Items from an interface collection —
--------------------------------------------------
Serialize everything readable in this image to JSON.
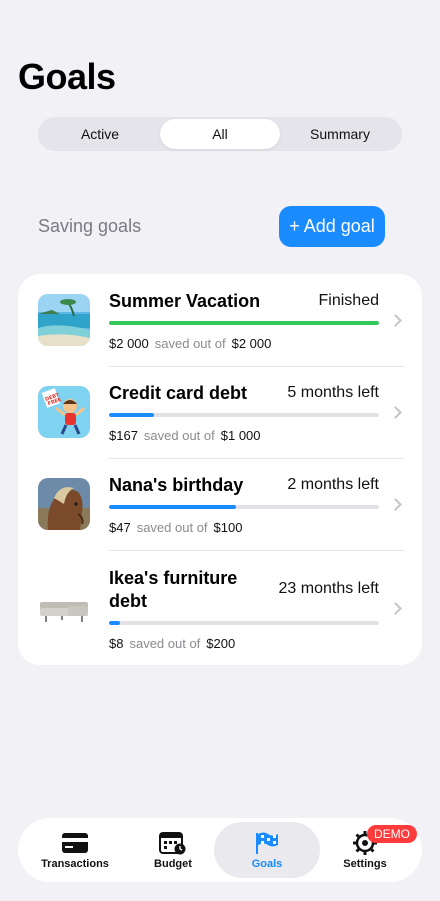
{
  "page": {
    "title": "Goals"
  },
  "segments": [
    {
      "label": "Active",
      "selected": false
    },
    {
      "label": "All",
      "selected": true
    },
    {
      "label": "Summary",
      "selected": false
    }
  ],
  "section": {
    "label": "Saving goals",
    "add_button": "+ Add goal"
  },
  "goals": [
    {
      "name": "Summer Vacation",
      "status": "Finished",
      "saved": "$2 000",
      "separator": "saved out of",
      "target": "$2 000",
      "progress": 1.0,
      "color": "#34c759",
      "image": "beach-photo"
    },
    {
      "name": "Credit card debt",
      "status": "5 months left",
      "saved": "$167",
      "separator": "saved out of",
      "target": "$1 000",
      "progress": 0.167,
      "color": "#1a8cff",
      "image": "debt-free-illustration"
    },
    {
      "name": "Nana's birthday",
      "status": "2 months left",
      "saved": "$47",
      "separator": "saved out of",
      "target": "$100",
      "progress": 0.47,
      "color": "#1a8cff",
      "image": "horse-photo"
    },
    {
      "name": "Ikea's furniture debt",
      "status": "23 months left",
      "saved": "$8",
      "separator": "saved out of",
      "target": "$200",
      "progress": 0.04,
      "color": "#1a8cff",
      "image": "sofa-photo"
    }
  ],
  "tabbar": {
    "items": [
      {
        "label": "Transactions",
        "icon": "card-icon",
        "selected": false
      },
      {
        "label": "Budget",
        "icon": "calendar-clock-icon",
        "selected": false
      },
      {
        "label": "Goals",
        "icon": "checkered-flag-icon",
        "selected": true
      },
      {
        "label": "Settings",
        "icon": "gear-icon",
        "selected": false
      }
    ],
    "badge": "DEMO"
  }
}
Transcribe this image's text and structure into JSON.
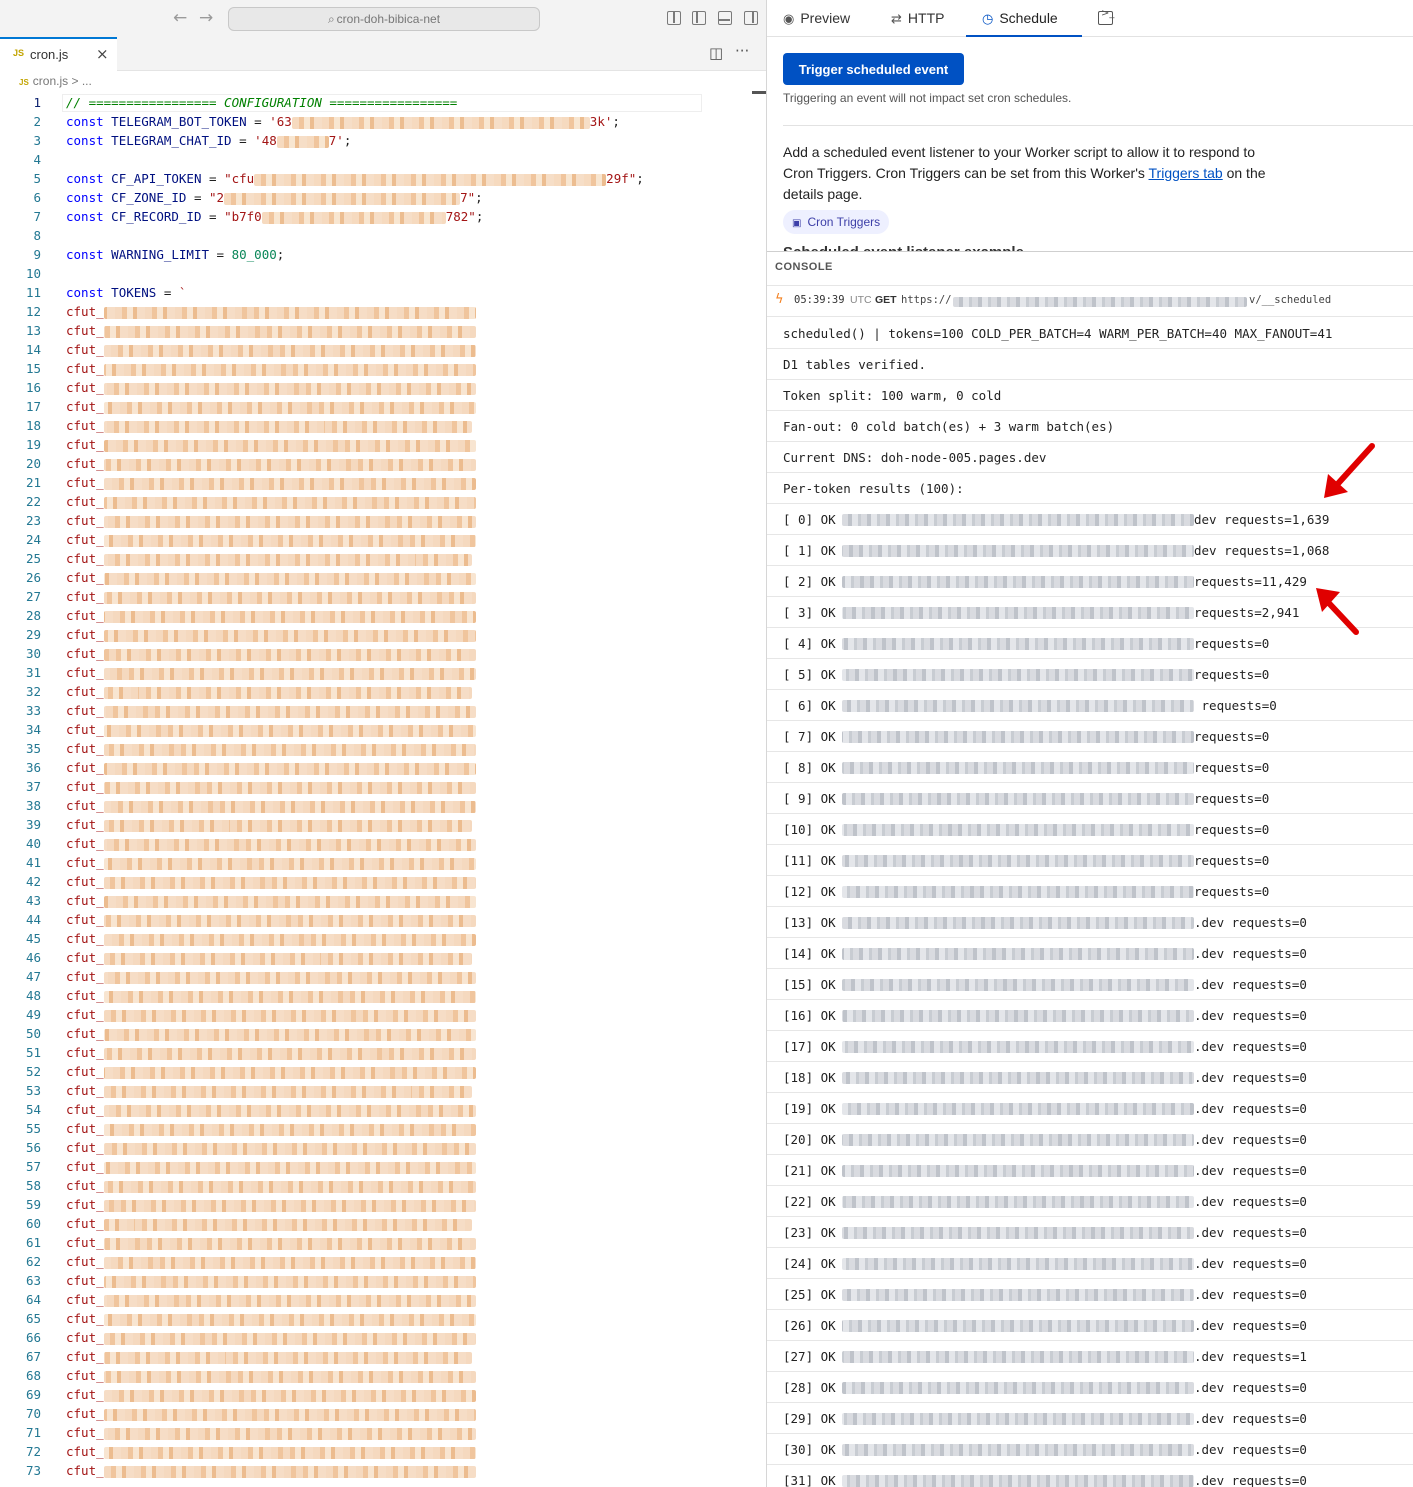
{
  "editor": {
    "nav": {
      "back_icon": "←",
      "forward_icon": "→"
    },
    "search": {
      "icon": "⌕",
      "text": "cron-doh-bibica-net"
    },
    "tab": {
      "badge": "JS",
      "name": "cron.js",
      "close": "×"
    },
    "breadcrumb": {
      "badge": "JS",
      "text": "cron.js > ..."
    },
    "actions": {
      "split_icon": "◫",
      "more_icon": "···"
    },
    "config_comment": "// ================= CONFIGURATION =================",
    "lines": [
      {
        "n": "1"
      },
      {
        "n": "2"
      },
      {
        "n": "3"
      },
      {
        "n": "4"
      },
      {
        "n": "5"
      },
      {
        "n": "6"
      },
      {
        "n": "7"
      },
      {
        "n": "8"
      },
      {
        "n": "9"
      },
      {
        "n": "10"
      },
      {
        "n": "11"
      },
      {
        "n": "12"
      },
      {
        "n": "13"
      },
      {
        "n": "14"
      },
      {
        "n": "15"
      },
      {
        "n": "16"
      },
      {
        "n": "17"
      },
      {
        "n": "18"
      },
      {
        "n": "19"
      },
      {
        "n": "20"
      },
      {
        "n": "21"
      },
      {
        "n": "22"
      },
      {
        "n": "23"
      },
      {
        "n": "24"
      },
      {
        "n": "25"
      },
      {
        "n": "26"
      },
      {
        "n": "27"
      },
      {
        "n": "28"
      },
      {
        "n": "29"
      },
      {
        "n": "30"
      },
      {
        "n": "31"
      },
      {
        "n": "32"
      },
      {
        "n": "33"
      },
      {
        "n": "34"
      },
      {
        "n": "35"
      },
      {
        "n": "36"
      },
      {
        "n": "37"
      },
      {
        "n": "38"
      },
      {
        "n": "39"
      },
      {
        "n": "40"
      },
      {
        "n": "41"
      },
      {
        "n": "42"
      },
      {
        "n": "43"
      },
      {
        "n": "44"
      },
      {
        "n": "45"
      },
      {
        "n": "46"
      },
      {
        "n": "47"
      },
      {
        "n": "48"
      },
      {
        "n": "49"
      },
      {
        "n": "50"
      },
      {
        "n": "51"
      },
      {
        "n": "52"
      },
      {
        "n": "53"
      },
      {
        "n": "54"
      },
      {
        "n": "55"
      },
      {
        "n": "56"
      },
      {
        "n": "57"
      },
      {
        "n": "58"
      },
      {
        "n": "59"
      },
      {
        "n": "60"
      },
      {
        "n": "61"
      },
      {
        "n": "62"
      },
      {
        "n": "63"
      },
      {
        "n": "64"
      },
      {
        "n": "65"
      },
      {
        "n": "66"
      },
      {
        "n": "67"
      },
      {
        "n": "68"
      },
      {
        "n": "69"
      },
      {
        "n": "70"
      },
      {
        "n": "71"
      },
      {
        "n": "72"
      },
      {
        "n": "73"
      }
    ],
    "code": {
      "kw_const": "const",
      "bot_token_name": "TELEGRAM_BOT_TOKEN",
      "bot_token_prefix": "'63",
      "bot_token_suffix": "3k'",
      "chat_id_name": "TELEGRAM_CHAT_ID",
      "chat_id_prefix": "'48",
      "chat_id_suffix": "7'",
      "api_token_name": "CF_API_TOKEN",
      "api_token_prefix": "\"cfu",
      "api_token_suffix": "29f\"",
      "zone_id_name": "CF_ZONE_ID",
      "zone_id_prefix": "\"2",
      "zone_id_suffix": "7\"",
      "record_id_name": "CF_RECORD_ID",
      "record_id_prefix": "\"b7f0",
      "record_id_suffix": "782\"",
      "warning_name": "WARNING_LIMIT",
      "warning_value": "80_000",
      "tokens_name": "TOKENS",
      "tokens_open": "`",
      "token_prefix": "cfut_",
      "eq": " = ",
      "semi": ";"
    }
  },
  "panel": {
    "tabs": [
      {
        "icon": "◉",
        "label": "Preview"
      },
      {
        "icon": "⇄",
        "label": "HTTP"
      },
      {
        "icon": "◷",
        "label": "Schedule"
      }
    ],
    "terminal_icon": ">_",
    "trigger_button": "Trigger scheduled event",
    "trigger_note": "Triggering an event will not impact set cron schedules.",
    "desc_before_link": "Add a scheduled event listener to your Worker script to allow it to respond to Cron Triggers. Cron Triggers can be set from this Worker's ",
    "desc_link": "Triggers tab",
    "desc_after_link": " on the details page.",
    "chip_icon": "▣",
    "chip_label": "Cron Triggers",
    "peek_heading": "Scheduled event listener example"
  },
  "console": {
    "label": "CONSOLE",
    "request": {
      "icon": "ϟ",
      "time": "05:39:39",
      "tz": "UTC",
      "method": "GET",
      "url_start": "https://",
      "url_end": "v/__scheduled"
    },
    "messages": [
      "scheduled() | tokens=100 COLD_PER_BATCH=4 WARM_PER_BATCH=40 MAX_FANOUT=41",
      "D1 tables verified.",
      "Token split: 100 warm, 0 cold",
      "Fan-out: 0 cold batch(es) + 3 warm batch(es)",
      "Current DNS: doh-node-005.pages.dev",
      "Per-token results (100):"
    ],
    "results": [
      {
        "idx": "[ 0] OK",
        "tail": "dev requests=1,639"
      },
      {
        "idx": "[ 1] OK",
        "tail": "dev requests=1,068"
      },
      {
        "idx": "[ 2] OK",
        "tail": "requests=11,429"
      },
      {
        "idx": "[ 3] OK",
        "tail": "requests=2,941"
      },
      {
        "idx": "[ 4] OK",
        "tail": "requests=0"
      },
      {
        "idx": "[ 5] OK",
        "tail": "requests=0"
      },
      {
        "idx": "[ 6] OK",
        "tail": " requests=0"
      },
      {
        "idx": "[ 7] OK",
        "tail": "requests=0"
      },
      {
        "idx": "[ 8] OK",
        "tail": "requests=0"
      },
      {
        "idx": "[ 9] OK",
        "tail": "requests=0"
      },
      {
        "idx": "[10] OK",
        "tail": "requests=0"
      },
      {
        "idx": "[11] OK",
        "tail": "requests=0"
      },
      {
        "idx": "[12] OK",
        "tail": "requests=0"
      },
      {
        "idx": "[13] OK",
        "tail": ".dev requests=0"
      },
      {
        "idx": "[14] OK",
        "tail": ".dev requests=0"
      },
      {
        "idx": "[15] OK",
        "tail": ".dev requests=0"
      },
      {
        "idx": "[16] OK",
        "tail": ".dev requests=0"
      },
      {
        "idx": "[17] OK",
        "tail": ".dev requests=0"
      },
      {
        "idx": "[18] OK",
        "tail": ".dev requests=0"
      },
      {
        "idx": "[19] OK",
        "tail": ".dev requests=0"
      },
      {
        "idx": "[20] OK",
        "tail": ".dev requests=0"
      },
      {
        "idx": "[21] OK",
        "tail": ".dev requests=0"
      },
      {
        "idx": "[22] OK",
        "tail": ".dev requests=0"
      },
      {
        "idx": "[23] OK",
        "tail": ".dev requests=0"
      },
      {
        "idx": "[24] OK",
        "tail": ".dev requests=0"
      },
      {
        "idx": "[25] OK",
        "tail": ".dev requests=0"
      },
      {
        "idx": "[26] OK",
        "tail": ".dev requests=0"
      },
      {
        "idx": "[27] OK",
        "tail": ".dev requests=1"
      },
      {
        "idx": "[28] OK",
        "tail": ".dev requests=0"
      },
      {
        "idx": "[29] OK",
        "tail": ".dev requests=0"
      },
      {
        "idx": "[30] OK",
        "tail": ".dev requests=0"
      },
      {
        "idx": "[31] OK",
        "tail": ".dev requests=0"
      }
    ]
  },
  "colors": {
    "accent": "#0051c3",
    "annotation_arrow": "#e00000",
    "vscode_blue": "#0078d4"
  }
}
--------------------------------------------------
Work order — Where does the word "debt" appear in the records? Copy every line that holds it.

Result for this task —
      "name": "Credit card debt",
      "image": "debt-free-illustration"
      "name": "Ikea's furniture debt",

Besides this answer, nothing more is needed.